Planning a beautiful life, with scenario planning
Scenario Planning, Tools
“This essential tool for planners and policymakers will encourage replication of exploratory scenario planning processes in many more communities.”
— Jennifer Minner, Associate Professor, Department of City and Regional Planning, Cornell University
Why does your city need exploratory scenario planning? Because we need to move beyond reactionary responses to crises and develop desired Tomorrowlands. Our society may love dystopian and survivalist narratives in our mythology, but these individualist potboilers lead to structures and infrastructure that lose all the advantages of city life. Dystopian focuses on individual survival regardless of destruction because systemic change is untenable. Dystopian accepts the horrible situation. It is acquiescing. This purview only benefits those who bathe in the fountain of power and oppression. I have associates who exclaim regularly, “we’re all going to die and no one cares.” This becomes a self-fulfilling prophecy if only because the proclaimer inadvertently declared that they also do not care. No one wants to hear that they are going to die, that’s a bummer. These friends are well-read and can discuss at length cautionary tales like “Lord of the Flies,” “Nineteen Eighty-Four,” “A Scanner Darkly.” I used to question their comprehension skills, but now I question mine. The average person doesn’t look at nightmares and gets motivated. It’s not how humans operate.

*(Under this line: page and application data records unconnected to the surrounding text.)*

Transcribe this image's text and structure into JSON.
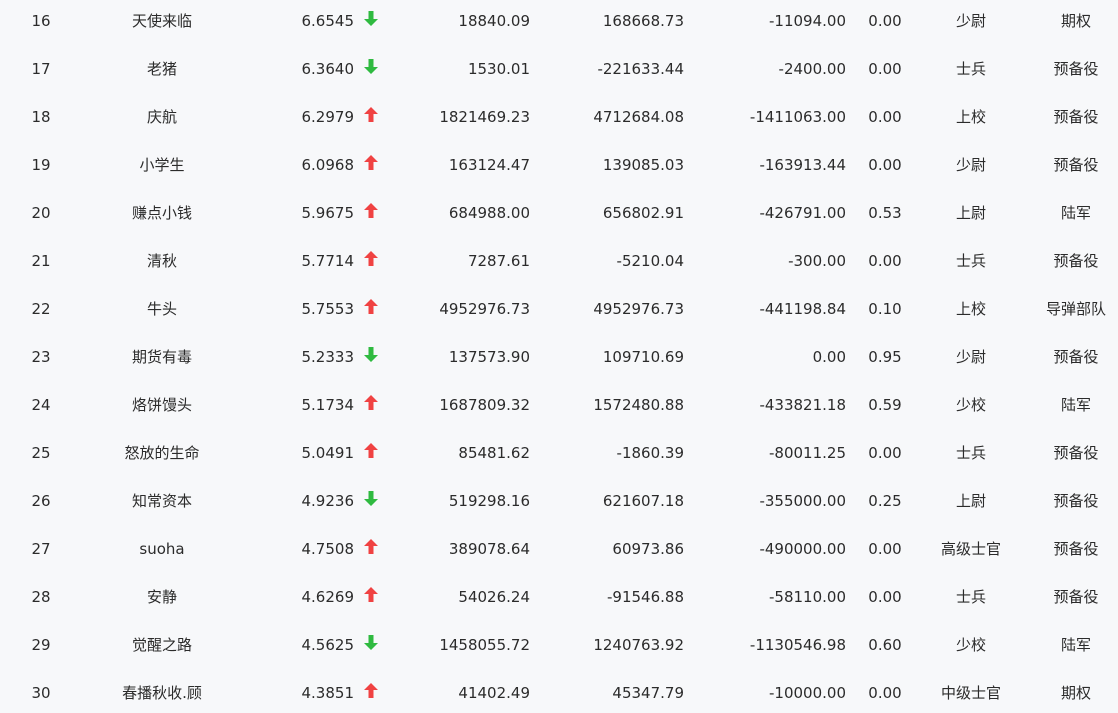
{
  "colors": {
    "up_arrow": "#f04242",
    "down_arrow": "#2fba40",
    "background": "#f7f8fa",
    "text": "#2b2b2b"
  },
  "rows": [
    {
      "rank": "16",
      "name": "天使来临",
      "score": "6.6545",
      "trend": "down",
      "value1": "18840.09",
      "value2": "168668.73",
      "value3": "-11094.00",
      "ratio": "0.00",
      "military_rank": "少尉",
      "unit": "期权"
    },
    {
      "rank": "17",
      "name": "老猪",
      "score": "6.3640",
      "trend": "down",
      "value1": "1530.01",
      "value2": "-221633.44",
      "value3": "-2400.00",
      "ratio": "0.00",
      "military_rank": "士兵",
      "unit": "预备役"
    },
    {
      "rank": "18",
      "name": "庆航",
      "score": "6.2979",
      "trend": "up",
      "value1": "1821469.23",
      "value2": "4712684.08",
      "value3": "-1411063.00",
      "ratio": "0.00",
      "military_rank": "上校",
      "unit": "预备役"
    },
    {
      "rank": "19",
      "name": "小学生",
      "score": "6.0968",
      "trend": "up",
      "value1": "163124.47",
      "value2": "139085.03",
      "value3": "-163913.44",
      "ratio": "0.00",
      "military_rank": "少尉",
      "unit": "预备役"
    },
    {
      "rank": "20",
      "name": "赚点小钱",
      "score": "5.9675",
      "trend": "up",
      "value1": "684988.00",
      "value2": "656802.91",
      "value3": "-426791.00",
      "ratio": "0.53",
      "military_rank": "上尉",
      "unit": "陆军"
    },
    {
      "rank": "21",
      "name": "清秋",
      "score": "5.7714",
      "trend": "up",
      "value1": "7287.61",
      "value2": "-5210.04",
      "value3": "-300.00",
      "ratio": "0.00",
      "military_rank": "士兵",
      "unit": "预备役"
    },
    {
      "rank": "22",
      "name": "牛头",
      "score": "5.7553",
      "trend": "up",
      "value1": "4952976.73",
      "value2": "4952976.73",
      "value3": "-441198.84",
      "ratio": "0.10",
      "military_rank": "上校",
      "unit": "导弹部队"
    },
    {
      "rank": "23",
      "name": "期货有毒",
      "score": "5.2333",
      "trend": "down",
      "value1": "137573.90",
      "value2": "109710.69",
      "value3": "0.00",
      "ratio": "0.95",
      "military_rank": "少尉",
      "unit": "预备役"
    },
    {
      "rank": "24",
      "name": "烙饼馒头",
      "score": "5.1734",
      "trend": "up",
      "value1": "1687809.32",
      "value2": "1572480.88",
      "value3": "-433821.18",
      "ratio": "0.59",
      "military_rank": "少校",
      "unit": "陆军"
    },
    {
      "rank": "25",
      "name": "怒放的生命",
      "score": "5.0491",
      "trend": "up",
      "value1": "85481.62",
      "value2": "-1860.39",
      "value3": "-80011.25",
      "ratio": "0.00",
      "military_rank": "士兵",
      "unit": "预备役"
    },
    {
      "rank": "26",
      "name": "知常资本",
      "score": "4.9236",
      "trend": "down",
      "value1": "519298.16",
      "value2": "621607.18",
      "value3": "-355000.00",
      "ratio": "0.25",
      "military_rank": "上尉",
      "unit": "预备役"
    },
    {
      "rank": "27",
      "name": "suoha",
      "score": "4.7508",
      "trend": "up",
      "value1": "389078.64",
      "value2": "60973.86",
      "value3": "-490000.00",
      "ratio": "0.00",
      "military_rank": "高级士官",
      "unit": "预备役"
    },
    {
      "rank": "28",
      "name": "安静",
      "score": "4.6269",
      "trend": "up",
      "value1": "54026.24",
      "value2": "-91546.88",
      "value3": "-58110.00",
      "ratio": "0.00",
      "military_rank": "士兵",
      "unit": "预备役"
    },
    {
      "rank": "29",
      "name": "觉醒之路",
      "score": "4.5625",
      "trend": "down",
      "value1": "1458055.72",
      "value2": "1240763.92",
      "value3": "-1130546.98",
      "ratio": "0.60",
      "military_rank": "少校",
      "unit": "陆军"
    },
    {
      "rank": "30",
      "name": "春播秋收.顾",
      "score": "4.3851",
      "trend": "up",
      "value1": "41402.49",
      "value2": "45347.79",
      "value3": "-10000.00",
      "ratio": "0.00",
      "military_rank": "中级士官",
      "unit": "期权"
    }
  ]
}
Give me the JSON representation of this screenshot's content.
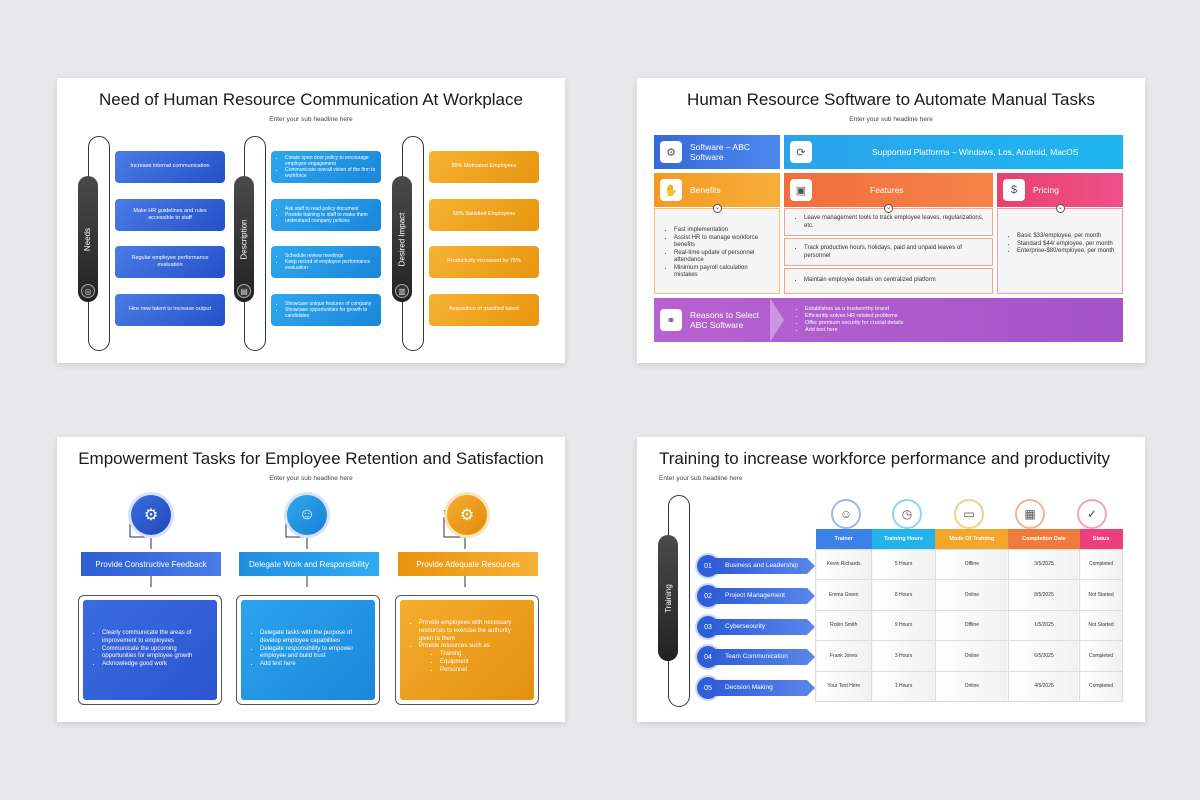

“Nightmare scenarios are depressing, and depression immobilizes those one hopes to mobilize.”
— Dr. George McCarthy, President Lincoln Institute, 2020
A real-life version of the “Lord of the Flies” had a very different ending. Six boys from Tonga “borrowed” a fishing boat for a joyride to Fiji. After a storm, they were washed ashore on a deserted island and survived for 15 months before being rescued. They established guidelines, worked in pairs to minimize danger, used ‘time outs” to de-escalate conflicts, and maintained signal fires. And they survived and flourished by working together.
I am going to bet they did a version of scenario planning. Co-operation works.
Scenario planning is a strategic planning method that some organizations use to make flexible long-term plans.
In Jared Diamond’s book “Collapse: How Societies Choose to Fail or Succeed,” he discusses a psychological response called the dam effect. To summarize, people under the dam are the most certain that it won’t fail, even with insurmountable evidence presented to them, because they live under the dam. If it fails, they die, so they have a powerful motivation to believe it will not happen. You don’t have to be this person. You do not have to wait to die or get evicted. You do not.
A marvelous future is possible, but sometimes, in order for people to see what is possible, they need support in the visionary stage. In the past, World’s Fairs often provided inspiration and the Fairs of the mid-twentieth century were replete with bright visions of the future. NYC in 1940: Building The World of Tomorrow, Chicago in 1940: American Negro Exposition, Brussels in 1958: A World View: A New Humanism, Seattle in 1962: Man in the Space Age, NYC in 1964: Peace through Understanding, Montreal in 1967: Man and his World, and Osaka in 1970: Progress and Harmony for Mankind. Entirely private ventures like Disney’s Tomorrowland & Epcot Center had enormous impacts on a positive vision of the future.
I may be critical of some of the automobile-centric visions they presented, but that they provided a positive, achievable dream of a better world and just society is laudable.
How do you support people to move them into action? This can be done in many ways— fiction, movies, plays, songs, and scenario planning.
Scenario planning is how you dream.
“[Scenario planning] is ordering one’s perceptions about alternative future environments in which one’s decisions might be played out.”
—Michael Fitzsimmons, “Scenario Planning and Strategy in the Pentagon,” 2019
Think of the lessons taught about friendship, racial equity, and cooperation in Sesame Street. I can still sing “Co-operation making it happen! co-operation making it great!”
Scenario planning supports how our brains organize the world to make the world around us make sense. When people can understand that they are an integral part of the larger system, they are more likely to take part in the system in a pro-social manner. And this is a major problem not only in the United States, but around the world. From State’s Rights to political borders, we isolate ourselves into self-sentenced prisoners in prisons of our own making and going to war with “other” selves in K - Block.
Scenario planning is the language and framework of planning and development. To advocate for your community, you need to understand how scenario planning works. Learn how to work together. Learn the tactics of power.